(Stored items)
......

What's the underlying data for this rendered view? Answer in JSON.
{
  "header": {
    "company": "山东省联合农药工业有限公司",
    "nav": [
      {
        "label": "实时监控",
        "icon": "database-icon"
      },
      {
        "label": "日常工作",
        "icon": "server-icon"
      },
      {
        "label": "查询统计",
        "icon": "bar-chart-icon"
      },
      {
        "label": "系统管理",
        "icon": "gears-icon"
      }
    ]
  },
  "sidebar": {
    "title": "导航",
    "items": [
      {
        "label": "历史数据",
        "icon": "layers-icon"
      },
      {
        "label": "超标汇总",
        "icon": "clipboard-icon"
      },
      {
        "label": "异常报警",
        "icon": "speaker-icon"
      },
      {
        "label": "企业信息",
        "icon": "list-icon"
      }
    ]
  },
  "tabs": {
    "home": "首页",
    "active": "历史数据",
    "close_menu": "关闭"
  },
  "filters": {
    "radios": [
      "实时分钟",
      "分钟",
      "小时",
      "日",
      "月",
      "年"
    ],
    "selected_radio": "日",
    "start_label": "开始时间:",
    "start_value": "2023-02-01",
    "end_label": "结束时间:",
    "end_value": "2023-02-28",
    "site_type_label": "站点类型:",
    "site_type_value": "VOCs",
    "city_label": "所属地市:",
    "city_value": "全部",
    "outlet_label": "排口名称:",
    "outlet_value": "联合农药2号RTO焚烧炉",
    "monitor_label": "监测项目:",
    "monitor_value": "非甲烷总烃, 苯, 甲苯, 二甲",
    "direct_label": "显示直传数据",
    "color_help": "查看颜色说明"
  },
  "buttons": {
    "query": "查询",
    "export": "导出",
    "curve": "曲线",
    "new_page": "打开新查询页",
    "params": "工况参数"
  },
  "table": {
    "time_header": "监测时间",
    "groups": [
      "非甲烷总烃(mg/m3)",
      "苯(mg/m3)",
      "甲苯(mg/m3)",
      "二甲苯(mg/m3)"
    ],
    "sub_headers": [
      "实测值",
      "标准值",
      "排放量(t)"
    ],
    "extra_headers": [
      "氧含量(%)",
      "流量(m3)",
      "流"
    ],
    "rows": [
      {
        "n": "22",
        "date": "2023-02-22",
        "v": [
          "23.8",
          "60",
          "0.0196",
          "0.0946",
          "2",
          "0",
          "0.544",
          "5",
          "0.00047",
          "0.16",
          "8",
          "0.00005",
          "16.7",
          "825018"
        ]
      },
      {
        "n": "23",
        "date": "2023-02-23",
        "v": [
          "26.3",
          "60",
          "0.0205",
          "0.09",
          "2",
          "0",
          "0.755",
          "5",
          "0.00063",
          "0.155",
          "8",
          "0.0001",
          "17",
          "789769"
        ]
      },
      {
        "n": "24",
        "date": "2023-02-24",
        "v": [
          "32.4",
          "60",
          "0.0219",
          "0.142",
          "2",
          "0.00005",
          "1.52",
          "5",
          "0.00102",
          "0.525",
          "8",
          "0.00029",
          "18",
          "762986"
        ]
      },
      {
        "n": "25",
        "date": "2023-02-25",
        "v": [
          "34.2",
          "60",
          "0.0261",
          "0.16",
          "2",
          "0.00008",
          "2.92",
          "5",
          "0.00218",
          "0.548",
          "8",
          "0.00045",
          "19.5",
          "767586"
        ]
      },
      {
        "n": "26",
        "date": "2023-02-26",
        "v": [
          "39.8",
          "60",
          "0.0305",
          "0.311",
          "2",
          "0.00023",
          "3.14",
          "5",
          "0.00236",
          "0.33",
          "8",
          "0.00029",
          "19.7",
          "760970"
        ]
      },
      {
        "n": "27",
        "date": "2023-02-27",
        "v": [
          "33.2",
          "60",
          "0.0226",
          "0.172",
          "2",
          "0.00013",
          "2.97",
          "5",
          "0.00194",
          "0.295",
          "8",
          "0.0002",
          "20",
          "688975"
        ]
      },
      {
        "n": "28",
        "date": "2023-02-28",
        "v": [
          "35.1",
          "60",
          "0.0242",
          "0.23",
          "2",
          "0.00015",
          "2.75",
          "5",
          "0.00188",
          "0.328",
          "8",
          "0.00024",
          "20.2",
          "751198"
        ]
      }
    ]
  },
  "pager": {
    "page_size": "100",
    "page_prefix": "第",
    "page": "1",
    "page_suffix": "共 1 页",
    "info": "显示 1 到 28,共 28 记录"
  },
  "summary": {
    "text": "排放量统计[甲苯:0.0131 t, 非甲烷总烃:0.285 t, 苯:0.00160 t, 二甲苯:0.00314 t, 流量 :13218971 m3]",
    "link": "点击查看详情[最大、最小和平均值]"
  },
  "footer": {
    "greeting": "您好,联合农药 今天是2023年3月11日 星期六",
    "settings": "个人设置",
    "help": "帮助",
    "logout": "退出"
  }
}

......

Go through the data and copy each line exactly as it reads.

ANSWER BOX:
What's the underlying data for this rendered view? Answer in JSON.
{
  "header": {
    "company": "山东省联合农药工业有限公司",
    "nav": [
      {
        "label": "实时监控",
        "icon": "database-icon"
      },
      {
        "label": "日常工作",
        "icon": "server-icon"
      },
      {
        "label": "查询统计",
        "icon": "bar-chart-icon"
      },
      {
        "label": "系统管理",
        "icon": "gears-icon"
      }
    ]
  },
  "sidebar": {
    "title": "导航",
    "items": [
      {
        "label": "历史数据",
        "icon": "layers-icon"
      },
      {
        "label": "超标汇总",
        "icon": "clipboard-icon"
      },
      {
        "label": "异常报警",
        "icon": "speaker-icon"
      },
      {
        "label": "企业信息",
        "icon": "list-icon"
      }
    ]
  },
  "tabs": {
    "home": "首页",
    "active": "历史数据",
    "close_menu": "关闭"
  },
  "filters": {
    "radios": [
      "实时分钟",
      "分钟",
      "小时",
      "日",
      "月",
      "年"
    ],
    "selected_radio": "日",
    "start_label": "开始时间:",
    "start_value": "2023-02-01",
    "end_label": "结束时间:",
    "end_value": "2023-02-28",
    "site_type_label": "站点类型:",
    "site_type_value": "VOCs",
    "city_label": "所属地市:",
    "city_value": "全部",
    "outlet_label": "排口名称:",
    "outlet_value": "联合农药2号RTO焚烧炉",
    "monitor_label": "监测项目:",
    "monitor_value": "非甲烷总烃, 苯, 甲苯, 二甲",
    "direct_label": "显示直传数据",
    "color_help": "查看颜色说明"
  },
  "buttons": {
    "query": "查询",
    "export": "导出",
    "curve": "曲线",
    "new_page": "打开新查询页",
    "params": "工况参数"
  },
  "table": {
    "time_header": "监测时间",
    "groups": [
      "非甲烷总烃(mg/m3)",
      "苯(mg/m3)",
      "甲苯(mg/m3)",
      "二甲苯(mg/m3)"
    ],
    "sub_headers": [
      "实测值",
      "标准值",
      "排放量(t)"
    ],
    "extra_headers": [
      "氧含量(%)",
      "流量(m3)",
      "流"
    ],
    "rows": [
      {
        "n": "22",
        "date": "2023-02-22",
        "v": [
          "23.8",
          "60",
          "0.0196",
          "0.0946",
          "2",
          "0",
          "0.544",
          "5",
          "0.00047",
          "0.16",
          "8",
          "0.00005",
          "16.7",
          "825018"
        ]
      },
      {
        "n": "23",
        "date": "2023-02-23",
        "v": [
          "26.3",
          "60",
          "0.0205",
          "0.09",
          "2",
          "0",
          "0.755",
          "5",
          "0.00063",
          "0.155",
          "8",
          "0.0001",
          "17",
          "789769"
        ]
      },
      {
        "n": "24",
        "date": "2023-02-24",
        "v": [
          "32.4",
          "60",
          "0.0219",
          "0.142",
          "2",
          "0.00005",
          "1.52",
          "5",
          "0.00102",
          "0.525",
          "8",
          "0.00029",
          "18",
          "762986"
        ]
      },
      {
        "n": "25",
        "date": "2023-02-25",
        "v": [
          "34.2",
          "60",
          "0.0261",
          "0.16",
          "2",
          "0.00008",
          "2.92",
          "5",
          "0.00218",
          "0.548",
          "8",
          "0.00045",
          "19.5",
          "767586"
        ]
      },
      {
        "n": "26",
        "date": "2023-02-26",
        "v": [
          "39.8",
          "60",
          "0.0305",
          "0.311",
          "2",
          "0.00023",
          "3.14",
          "5",
          "0.00236",
          "0.33",
          "8",
          "0.00029",
          "19.7",
          "760970"
        ]
      },
      {
        "n": "27",
        "date": "2023-02-27",
        "v": [
          "33.2",
          "60",
          "0.0226",
          "0.172",
          "2",
          "0.00013",
          "2.97",
          "5",
          "0.00194",
          "0.295",
          "8",
          "0.0002",
          "20",
          "688975"
        ]
      },
      {
        "n": "28",
        "date": "2023-02-28",
        "v": [
          "35.1",
          "60",
          "0.0242",
          "0.23",
          "2",
          "0.00015",
          "2.75",
          "5",
          "0.00188",
          "0.328",
          "8",
          "0.00024",
          "20.2",
          "751198"
        ]
      }
    ]
  },
  "pager": {
    "page_size": "100",
    "page_prefix": "第",
    "page": "1",
    "page_suffix": "共 1 页",
    "info": "显示 1 到 28,共 28 记录"
  },
  "summary": {
    "text": "排放量统计[甲苯:0.0131 t, 非甲烷总烃:0.285 t, 苯:0.00160 t, 二甲苯:0.00314 t, 流量 :13218971 m3]",
    "link": "点击查看详情[最大、最小和平均值]"
  },
  "footer": {
    "greeting": "您好,联合农药 今天是2023年3月11日 星期六",
    "settings": "个人设置",
    "help": "帮助",
    "logout": "退出"
  }
}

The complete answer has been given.